While treatment with pegylated-interferon plus ribavirin has been shown to successfully suppress HCV infection in ~56-63% of mono-infected patients, virologic responses have been poorer in patients with HCV/HIV co-infection. In this multicenter study, conducted at major HIV centers around the world, 868 patients with HCV/HIV co-infection were randomized to receive 1 of 3 different HCV treatment regimens for 48 weeks [peginterferon alfa-2a (180 µ/week) plus ribavirin (800 mg daily) vs peginterferon alfa-2a plus placebo, or interferon alfa-2a (3 million IU 3 times weekly) plus ribavirin]. The primary endpoint was sustained virologic response (SVR) at 72 weeks. Eligible patients had detectable HCV RNA, CD4 counts >100, stable HIV disease, with or without antiretroviral therapy, and no prior HCV therapy. The study was conducted at 95 centers in 19 different countries and took 3 years. Patients were stratified based on HCV genotype, liver histology, HIV treatment, and CD4 count (< or >200 cells/mm3). The groups were remarkably balanced with regard to HCV RNA, degree of abnormal liver histology, HIV viral load, CD4 count, and use of antiretroviral therapy.
Treatment responses were poor but better than expected: the overall rate of SVR was significantly higher in patients receiving peginterferon with RBV (40%) compared with patients receiving peginterferon alone (20%), or interferon plus RBV (12%) (P < .001, both comparisons). Patients infected with HCV genotype 1 (GT-1) had significantly lower rates of response than those with other genotypes (GT). Among patients with GT-1, SVR occurred in 29% of those receiving peginterferon plus RBV, compared with peginterferon alone (14%), or interferon plus RBV (7%). In patients with GT-2 or GT-3, responses were much better (62%, 36%, and 20%, respectively).

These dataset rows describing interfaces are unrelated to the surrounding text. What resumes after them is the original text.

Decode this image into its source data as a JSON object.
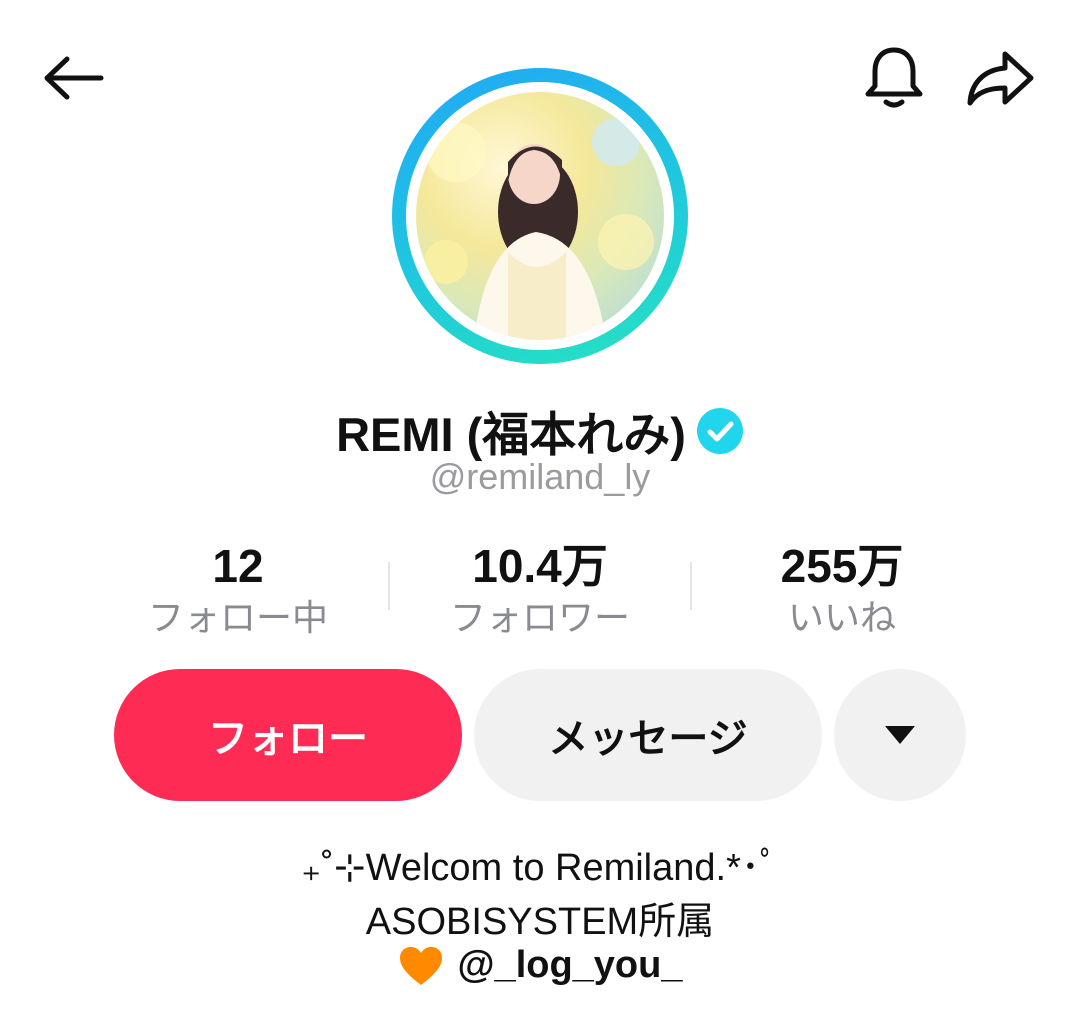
{
  "header": {
    "back_icon": "back-arrow-icon",
    "bell_icon": "bell-icon",
    "share_icon": "share-icon"
  },
  "profile": {
    "display_name": "REMI (福本れみ)",
    "verified": true,
    "handle": "@remiland_ly",
    "avatar_ring_colors": [
      "#20a7f5",
      "#26e3c0"
    ]
  },
  "stats": [
    {
      "value": "12",
      "label": "フォロー中"
    },
    {
      "value": "10.4万",
      "label": "フォロワー"
    },
    {
      "value": "255万",
      "label": "いいね"
    }
  ],
  "actions": {
    "follow_label": "フォロー",
    "message_label": "メッセージ",
    "more_icon": "caret-down-icon",
    "follow_color": "#fe2c55"
  },
  "bio": {
    "line1": "₊˚⊹Welcom to Remiland.*･ﾟ",
    "line2": "ASOBISYSTEM所属",
    "link_icon": "orange-heart-icon",
    "link_text": "@_log_you_"
  }
}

Treatment was associated with the usual toxicities: neutropenia (~27%) and thrombocytopenia (6-7%) were more common in patients receiving peginterferon, and anemia was more common in patients receiving ribavirin (11-16%). Notably, these patients were receiving a lower dose of RBV than used in other studies. One percent or fewer in each arm developed pancreatitis and lactic acidosis, and about 1% in each arm developed hepatitic decompensation.
While 75% of patients receiving peginterferon with RBV completed 48 weeks of therapy, only 69% of those receiving peginterferon alone, and 61% of the interferon plus RBVgroup did. This was due to both treatment toxicity and a lack of treatment response and early withdrawal. Patients with a > 2 log drop in HCV viral load by week 12 were much more likely to have SVR (56% in the pegasys plus RBV group). This negative predictive response was not improved if responses at week 24 were examined. Only 2 patients without an early virologic response at week 12 went on to have a SVR (only 1 of whom had GT-1). Thus, consideration should be given to stopping treatment at week 12 in those who fail to achieve a good virologic response by 12 weeks of therapy. In addition, although earlier data suggests that patients with non-GT-1 virus may respond favorably to only 24 weeks of therapy, these data suggest there may be additional benefit in continuing treatment in these patients for 48 weeks.